Owen Poindexter
Some have called the media's compliance with the Bush Administration its darkest hour. Did they learn their lesson? We can tell from how the media reacted to the Iraq War's 10th anniversary.

The Christian Science Monitor asked a question many Americans were wondering on the Iraq War's tenth anniversary.
The media's droning repetition of Bush-Cheney talking points in the lead up to the Iraq War, and the severely unbalanced coverage tilted toward guests and stories that showed the war in a positive light is considered by many to be one of the darkest hours in American media, especially in the last few decades. With the tenth anniversary of the start of the Iraq War this week, we took a look at how the media covered the event. The result: total 180. Or, almost total. 175, perhaps. After all, Fox News still exists. Fox ran pro-war opinion pieces by an Iraq veteran and unrepentant neo-con Paul Wolfowitz, and released a poll saying that Americans feel safer post-Iraq War.
As for the rest of the media...
USA Today: 10 Years Later, Many See Iraq War As Costly Mistake
CBS News: Iraq War: Was It Worth It?
Reuters Op-Ed: The Iraq War's Most Damaging Legacy
The Economist: Decade of Regret
The Week: The Cost of Iraq War: 190,000 Lives, $2.2 Trillion
Al Jazeera: Have Lessons Been Learned From the Iraq War
New York Times: Iraq War's Tenth Anniversary Is Barely Noted In Washington
The Wall St. Journal: Lessons From Iraq War: Army Leaders Meet On 10th Anniversary
Some columnists took the occasion to call out the media for its role in sending us to war:
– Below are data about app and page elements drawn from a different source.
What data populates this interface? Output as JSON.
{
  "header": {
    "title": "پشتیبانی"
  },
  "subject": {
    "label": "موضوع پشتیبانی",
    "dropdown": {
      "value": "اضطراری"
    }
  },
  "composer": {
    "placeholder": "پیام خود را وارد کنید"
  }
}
LA Times Op-Ed: Iraq War 1th Anniversary: A dark mark for news media
U.S. News: 6 Predictions Days Before The Iraq War
The Atlantic Wire: How To Write An Iraq War Apologia

It's clear enough that we have a different media than we did ten years ago. It's more diffuse, but also more critical. Before we invaded Iraq, the Bush Administration launched a successful war on dissenters who questioned the wisdom of what we were doing. While it's harder for Washington to learn its lesson (defense lobbyists still exist, sadly), the media seems to have gotten better. That's a good thing, because a good democracy requires a good media, and we saw how a lapse in one quickly causes a lapse in both.